Expert Medical Opinion
"It all started with an inquiry from a nurse," Dr. Karl Kruszelnicki told listeners to his science phone-in show on the Triple J radio station in Brisbane. "She wanted to know whether she was contaminating the operating theater she worked in by quietly farting in the sterile environment during operations, and I realized that I didn't know. But I was determined to find out."
To do this, he continued, "I contacted Luke Tennent, a microbiologist in Canberra, and together we devised an experiment. He asked a colleague to break wind directly onto two Petri dishes from a distance of five centimeters, first fully clothed, then with his trousers down. Then he observed what happened. Overnight, the second Petri dish sprouted visible lumps of two types of bacteria that are usually only found in the gut and on the skin. But the flatus which had passed through clothing caused no bacteria to sprout, which suggests that clothing acts as a filter."

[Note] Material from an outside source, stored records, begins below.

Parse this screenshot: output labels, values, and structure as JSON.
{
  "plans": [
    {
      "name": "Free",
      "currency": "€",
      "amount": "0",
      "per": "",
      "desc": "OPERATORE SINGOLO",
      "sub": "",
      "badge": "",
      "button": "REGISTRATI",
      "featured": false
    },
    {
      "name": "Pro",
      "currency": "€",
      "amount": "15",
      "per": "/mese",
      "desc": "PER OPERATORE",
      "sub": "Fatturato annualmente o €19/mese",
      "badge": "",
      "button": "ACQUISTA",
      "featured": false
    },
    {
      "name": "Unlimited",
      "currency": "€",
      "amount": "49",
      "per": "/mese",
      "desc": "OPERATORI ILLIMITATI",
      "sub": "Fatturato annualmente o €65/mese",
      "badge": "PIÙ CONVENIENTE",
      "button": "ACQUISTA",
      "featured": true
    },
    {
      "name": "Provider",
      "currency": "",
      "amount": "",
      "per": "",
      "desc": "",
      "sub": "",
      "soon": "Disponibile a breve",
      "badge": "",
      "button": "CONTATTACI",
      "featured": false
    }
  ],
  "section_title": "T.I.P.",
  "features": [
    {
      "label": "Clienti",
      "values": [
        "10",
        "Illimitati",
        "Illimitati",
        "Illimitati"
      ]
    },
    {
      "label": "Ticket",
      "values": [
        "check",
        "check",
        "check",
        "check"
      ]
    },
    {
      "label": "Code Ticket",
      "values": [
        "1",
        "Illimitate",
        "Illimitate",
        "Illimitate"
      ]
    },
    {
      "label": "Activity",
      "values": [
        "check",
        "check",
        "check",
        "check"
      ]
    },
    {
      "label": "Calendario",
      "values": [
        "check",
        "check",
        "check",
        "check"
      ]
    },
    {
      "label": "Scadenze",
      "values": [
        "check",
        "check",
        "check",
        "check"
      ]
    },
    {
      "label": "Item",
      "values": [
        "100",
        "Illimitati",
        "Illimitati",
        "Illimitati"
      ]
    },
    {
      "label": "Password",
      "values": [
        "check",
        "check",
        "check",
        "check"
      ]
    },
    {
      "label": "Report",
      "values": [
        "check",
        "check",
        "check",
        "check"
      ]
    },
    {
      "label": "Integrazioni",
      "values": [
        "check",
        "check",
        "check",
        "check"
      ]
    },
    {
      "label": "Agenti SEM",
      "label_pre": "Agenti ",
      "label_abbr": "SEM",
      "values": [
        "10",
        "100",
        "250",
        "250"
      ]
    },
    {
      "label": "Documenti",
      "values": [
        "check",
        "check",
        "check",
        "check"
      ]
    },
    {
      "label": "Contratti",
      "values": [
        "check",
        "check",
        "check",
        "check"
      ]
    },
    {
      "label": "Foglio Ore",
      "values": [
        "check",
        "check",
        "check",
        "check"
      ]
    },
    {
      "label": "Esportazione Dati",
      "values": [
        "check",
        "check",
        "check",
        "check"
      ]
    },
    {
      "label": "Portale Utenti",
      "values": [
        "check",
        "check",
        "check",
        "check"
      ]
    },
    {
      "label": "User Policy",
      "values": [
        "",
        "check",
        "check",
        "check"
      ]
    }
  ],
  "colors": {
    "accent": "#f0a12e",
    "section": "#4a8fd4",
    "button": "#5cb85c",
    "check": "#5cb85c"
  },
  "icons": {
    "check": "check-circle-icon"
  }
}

So maybe your mom's admonition to "wear clean underwear" was right!
"Our deduction," Dr. Karl said, "is that the enteric zone in the second Petri dish was caused by the flatus itself, and the splatter ring around that was caused by the sheer velocity of the fart, which blew skin bacteria from the cheeks and blasted it onto the dish. It seems, therefore, that flatus can cause infection if the emitter is naked, but not if he or she is clothed. But the results of the experiment should not be considered alarming, because neither type of bacterium is harmful. In fact, they're similar to the 'friendly' bacteria found in yogurt."
OK, but we choose not to eat it, OK, Doc?
"Our final conclusion?" he said: "Don't fart naked near food. All right, it's not rocket science. But then again -- maybe it is."
But he didn't explicitly answer the nurse's question! So we will: Dear, you're fine, unless you give in to the doctor's suggestions that you assist him in the nude....
- - -
Yes, he's real: Wikipedia reports:
Karl Sven Woytek Sas Konkovitch Matthew Kruszelnicki, AM (born 1948 in Helsingborg, Sweden) is a scientist, who is best known as an author and science commentator on Australian radio and television. He is usually referred to as Karl Kruszelnicki or Dr Karl.
He holds degrees in mathematics, biomedical engineering, medicine and surgery. He has also studied astrophysics, computer science, and philosophy. He has worked as a physicist, labourer, roadie for bands, car mechanic, film-maker, hospital scientific officer, biomedical engineer, TV weatherman, taxi driver, and medical doctor.
Kruszelnicki is the Julius Sumner Miller Fellow in the Science Foundation for Physics at the School of Physics, University of Sydney.
Posted September 1, 2010